The following insights are part of BCG’s Build for the Future series, based on three years of research conducted on digital transformations at major organizations around the world.
The supply chain has become a leading topic of boardroom discussion, amplified by pandemic-related raw-material shortages and cost increases. Simultaneously, CEOs have been speaking to investors about the supply chain, not only as a potential source of risk but also as a driver of innovation and competitive advantage. These conversations are inspiring many companies to bet big on the supply chain of the future—investing in digitization, resilience, and sustainability. Those that succeed will build supply chains that can withstand a variety of disruptions and lead the way to the future. (See “Build for the Future.”)
Successful supply chains will be able to withstand a variety of disruptions, such as fluctuating demand, high interest rates, trade actions, natural disasters, and labor shortages. They will weather micro trends around make-versus-buy decisions, internal risk assessments, internal digital maturity, and vendor partnerships. And they will spur innovation, inspire new business models, and provide significant competitive advantage. Here’s what our research shows.
Building a future-ready supply chain is a complex, multilevel process. As the exhibit shows, relatively few of the companies we analyzed have made substantial progress on that journey.
To create a digitized, resilient, sustainable, and cost-effective supply chain, businesses need to further invest in digitization in order to support agile decision making and adaptability through tools such as AI and machine ML. They should create a sustainable supply chain that meets the demands of today’s universal humanitarian challenges. And they should always keep an eye on costs, reducing them throughout the transformation where possible.
Build foundational capabilities. Organizations at the beginning of their journey must first create a data-driven supply chain strategy. They should start with a diagnostic of the supply chain—focusing on its financial and operational performance and including internal and external benchmarking exercises that use best-in-class examples where available. The results will help them set targets and then define and prioritize next steps. As a key part of this process, organizations should identify use cases that will generate strong value and develop new digital ways of working—including the hiring and training of digital talent.
Develop a digital ecosystem. For those further along and beginning to scale the transformation, we recommend developing a data-driven supply chain ecosystem. Supply chains are complex, and the optimal ecosystem should feature extensive collaboration among internal and external stakeholders. The development of digital channels within the supply chain will greatly support that collaboration; these channels should also create 360º visibility into all aspects of the value chain by aggregating data from across the ecosystem.
Innovate continually. As companies progress from scaling their digital transformation to creating a truly future-built supply chain, we recommend building a decision intelligence system. Such a system would use AI and ML to absorb data and patterns. provide recommendations, and support rapid decision making—thereby helping to ensure a resilient and sustainable supply chain.
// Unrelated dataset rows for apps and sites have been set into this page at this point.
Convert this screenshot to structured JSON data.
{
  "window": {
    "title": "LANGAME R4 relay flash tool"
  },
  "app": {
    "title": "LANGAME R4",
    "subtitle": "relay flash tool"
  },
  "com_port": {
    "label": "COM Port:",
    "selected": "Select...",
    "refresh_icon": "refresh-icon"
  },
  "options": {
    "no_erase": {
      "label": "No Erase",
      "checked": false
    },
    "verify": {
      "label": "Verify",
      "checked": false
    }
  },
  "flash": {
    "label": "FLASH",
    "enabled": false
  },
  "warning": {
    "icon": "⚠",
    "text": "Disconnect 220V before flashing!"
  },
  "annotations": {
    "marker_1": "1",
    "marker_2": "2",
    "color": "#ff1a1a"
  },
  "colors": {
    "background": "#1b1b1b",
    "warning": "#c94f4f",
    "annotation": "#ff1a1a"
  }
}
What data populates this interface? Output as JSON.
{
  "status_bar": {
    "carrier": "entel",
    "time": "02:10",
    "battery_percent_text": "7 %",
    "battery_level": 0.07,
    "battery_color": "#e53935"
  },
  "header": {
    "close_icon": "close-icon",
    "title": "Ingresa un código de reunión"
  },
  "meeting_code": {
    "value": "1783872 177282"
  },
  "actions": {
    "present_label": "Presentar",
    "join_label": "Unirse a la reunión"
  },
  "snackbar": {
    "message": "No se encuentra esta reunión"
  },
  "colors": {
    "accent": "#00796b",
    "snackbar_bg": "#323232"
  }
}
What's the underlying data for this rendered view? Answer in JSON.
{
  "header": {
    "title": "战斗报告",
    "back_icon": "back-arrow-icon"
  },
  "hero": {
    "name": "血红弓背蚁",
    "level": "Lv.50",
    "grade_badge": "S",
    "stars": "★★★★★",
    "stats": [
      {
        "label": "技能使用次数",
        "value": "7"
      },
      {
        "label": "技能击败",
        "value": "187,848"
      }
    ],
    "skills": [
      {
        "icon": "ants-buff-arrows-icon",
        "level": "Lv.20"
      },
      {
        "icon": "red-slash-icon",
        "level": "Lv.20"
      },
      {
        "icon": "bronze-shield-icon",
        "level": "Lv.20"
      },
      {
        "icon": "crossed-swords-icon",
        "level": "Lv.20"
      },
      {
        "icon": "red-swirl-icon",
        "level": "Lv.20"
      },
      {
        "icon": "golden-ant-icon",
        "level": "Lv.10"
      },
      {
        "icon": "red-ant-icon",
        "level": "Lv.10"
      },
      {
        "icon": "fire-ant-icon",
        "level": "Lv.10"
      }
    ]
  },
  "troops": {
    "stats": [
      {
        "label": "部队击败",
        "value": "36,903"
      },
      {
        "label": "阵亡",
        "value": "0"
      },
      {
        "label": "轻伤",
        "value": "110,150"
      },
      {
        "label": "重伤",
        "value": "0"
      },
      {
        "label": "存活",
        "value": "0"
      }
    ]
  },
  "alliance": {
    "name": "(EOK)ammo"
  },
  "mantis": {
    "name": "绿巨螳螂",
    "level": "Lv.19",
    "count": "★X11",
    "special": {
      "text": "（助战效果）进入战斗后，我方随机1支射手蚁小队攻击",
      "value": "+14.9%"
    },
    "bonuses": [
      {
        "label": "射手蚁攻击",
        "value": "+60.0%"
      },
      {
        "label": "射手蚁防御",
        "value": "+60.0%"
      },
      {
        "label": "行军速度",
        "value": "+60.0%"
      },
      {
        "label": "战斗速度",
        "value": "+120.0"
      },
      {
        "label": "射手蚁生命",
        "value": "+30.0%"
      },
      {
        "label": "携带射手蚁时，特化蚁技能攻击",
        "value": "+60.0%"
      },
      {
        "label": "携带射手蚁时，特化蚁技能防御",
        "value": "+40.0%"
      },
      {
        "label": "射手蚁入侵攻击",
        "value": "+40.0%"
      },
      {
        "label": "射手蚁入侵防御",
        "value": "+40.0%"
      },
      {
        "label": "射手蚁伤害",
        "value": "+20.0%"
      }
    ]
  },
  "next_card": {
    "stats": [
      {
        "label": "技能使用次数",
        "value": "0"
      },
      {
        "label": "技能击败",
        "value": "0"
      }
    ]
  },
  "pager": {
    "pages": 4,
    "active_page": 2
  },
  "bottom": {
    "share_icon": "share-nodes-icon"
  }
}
Meeting Critical Demand. A global medtech business saw exponentially increased demand during the pandemic for some of its key products; consequently, it needed to scale production quickly. But limited visibility into raw-material inventory and inventory at its tier one suppliers and contract manufacturing organizations restricted its ability to do so. The company clearly needed both risk alerts about potential supply bottlenecks and constraints and real-time visibility.
Three control-tower-enabled solutions provided the solutions. The business now receives smart alerts based on demand signals and bill of materials expansion, allowing it to optimize component allocation and generate a 12-week forecast for any production-limiting elements. And it incorporates the sales and operations planning data of tier one suppliers into its own data, generating visibility into potential constraints.
Managing a Complex Production Network. A large industrial goods business faced siloed operations between teams that were located in different places and had different priorities. The result: excess inventory, service challenges, and production losses across the network. The company resolved the issue by creating “digital twins” that provide a detailed digital representation of all aspects of the supply chain along with a simulation of full system flows (up to 12 weeks in advance) and a menu of mitigation actions.
As a result, the company now has advance data about potential congestion, production losses, stock reductions, and personnel needs, allowing it to make better-informed decisions and receive AI-based decision support as required.
The slideshow below describes what it takes to build a future-ready supply chain.